__Problem statement__:
Run through the records and show each line that includes the string "tire".

(Records contained in a dataset)
▬▬▬
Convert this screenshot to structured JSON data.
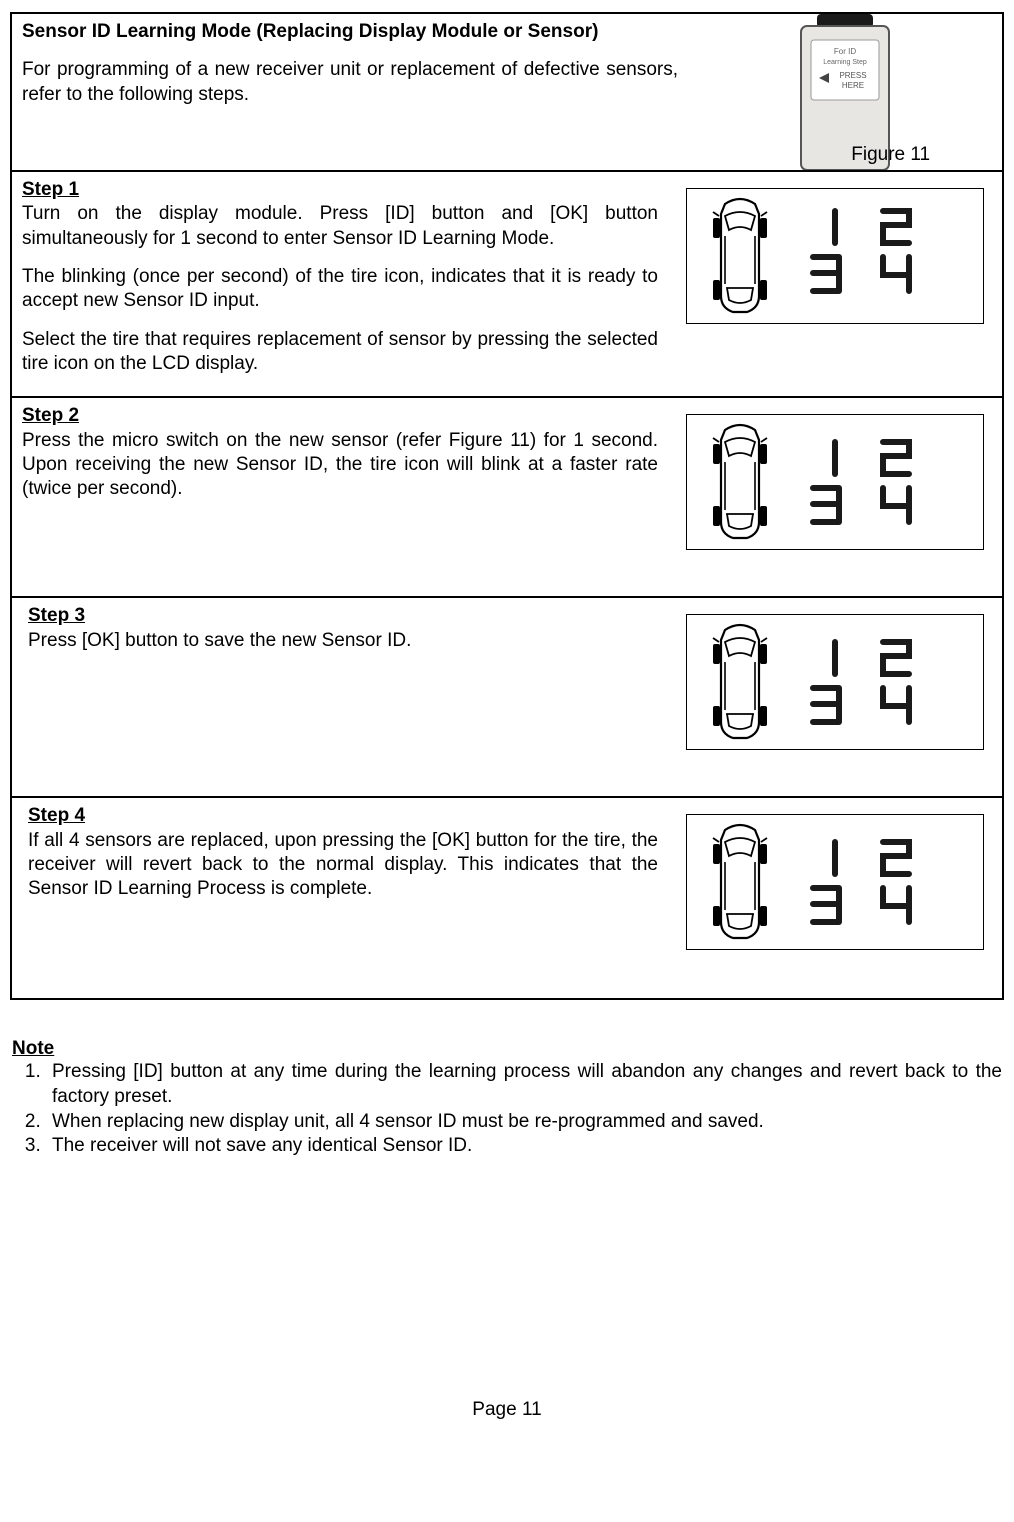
{
  "header": {
    "title": "Sensor ID Learning Mode (Replacing Display Module or Sensor)",
    "intro": "For programming of a new receiver unit or replacement of defective sensors, refer to the following steps.",
    "figure_caption": "Figure 11",
    "device_label_line1": "For ID",
    "device_label_line2": "Learning Step",
    "device_label_line3": "PRESS",
    "device_label_line4": "HERE"
  },
  "steps": [
    {
      "title": "Step 1",
      "paragraphs": [
        "Turn on the display module. Press [ID] button and [OK] button simultaneously for 1 second to enter Sensor ID Learning Mode.",
        "The blinking (once per second) of the tire icon, indicates that it is ready to accept new Sensor ID input.",
        "Select the tire that requires replacement of sensor by pressing the selected tire icon on the LCD display."
      ],
      "digits_top": "1 2",
      "digits_bottom": "3 4"
    },
    {
      "title": "Step 2",
      "paragraphs": [
        "Press the micro switch on the new sensor (refer Figure 11) for 1 second. Upon receiving the new Sensor ID, the tire icon will blink at a faster rate (twice per second)."
      ],
      "digits_top": "1 2",
      "digits_bottom": "3 4"
    },
    {
      "title": "Step 3",
      "paragraphs": [
        "Press [OK] button to save the new Sensor ID."
      ],
      "digits_top": "1 2",
      "digits_bottom": "3 4"
    },
    {
      "title": "Step 4",
      "paragraphs": [
        "If all 4 sensors are replaced, upon pressing the [OK] button for the tire, the receiver will revert back to the normal display. This indicates that the Sensor ID Learning Process is complete."
      ],
      "digits_top": "1 2",
      "digits_bottom": "3 4"
    }
  ],
  "notes": {
    "title": "Note",
    "items": [
      "Pressing [ID] button at any time during the learning process will abandon any changes and revert back to the factory preset.",
      "When replacing new display unit, all 4 sensor ID must be re-programmed and saved.",
      "The receiver will not save any identical Sensor ID."
    ]
  },
  "page_label": "Page 11"
}
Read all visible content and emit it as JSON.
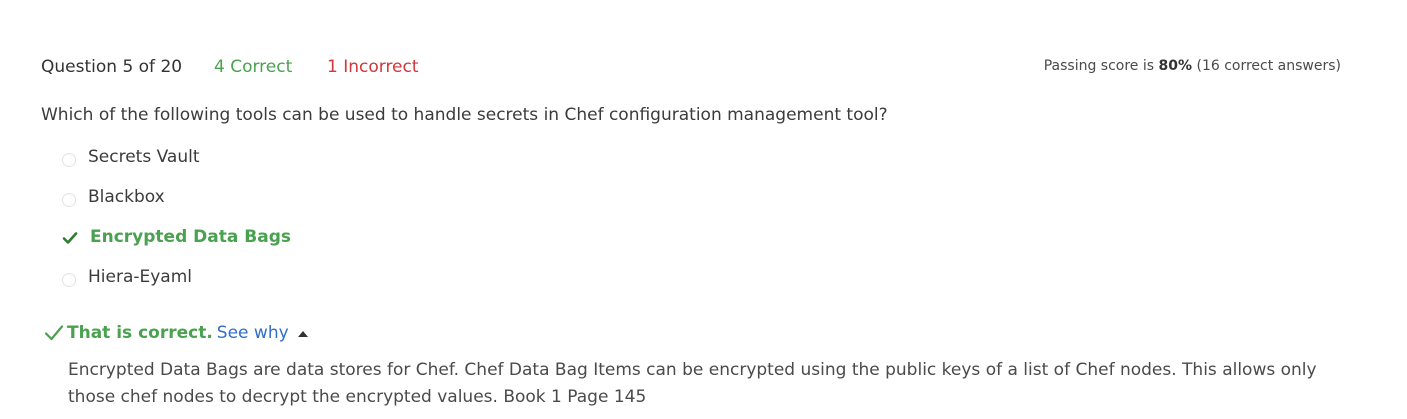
{
  "header": {
    "question_counter": "Question 5 of 20",
    "correct_count": "4 Correct",
    "incorrect_count": "1 Incorrect",
    "passing_prefix": "Passing score is ",
    "passing_percent": "80%",
    "passing_suffix": " (16 correct answers)"
  },
  "question": {
    "text": "Which of the following tools can be used to handle secrets in Chef configuration management tool?"
  },
  "options": [
    {
      "label": "Secrets Vault",
      "selected": false
    },
    {
      "label": "Blackbox",
      "selected": false
    },
    {
      "label": "Encrypted Data Bags",
      "selected": true
    },
    {
      "label": "Hiera-Eyaml",
      "selected": false
    }
  ],
  "feedback": {
    "result_label": "That is correct.",
    "see_why_label": "See why",
    "explanation": "Encrypted Data Bags are data stores for Chef. Chef Data Bag Items can be encrypted using the public keys of a list of Chef nodes. This allows only those chef nodes to decrypt the encrypted values. Book 1 Page 145"
  },
  "colors": {
    "correct": "#4aa14f",
    "incorrect": "#d0363a",
    "link": "#2f6fc6"
  },
  "icons": {
    "selected_option": "checkmark-icon",
    "unselected_option": "radio-icon",
    "feedback": "checkmark-icon",
    "toggle": "caret-up-icon"
  }
}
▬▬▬
__Response__:
        "The blinking (once per second) of the tire icon, indicates that it is ready to accept new Sensor ID input.",
        "Select the tire that requires replacement of sensor by pressing the selected tire icon on the LCD display."
        "Press the micro switch on the new sensor (refer Figure 11) for 1 second. Upon receiving the new Sensor ID, the tire icon will blink at a faster rate (twice per second)."
        "If all 4 sensors are replaced, upon pressing the [OK] button for the tire, the receiver will revert back to the normal display. This indicates that the Sensor ID Learning Process is complete."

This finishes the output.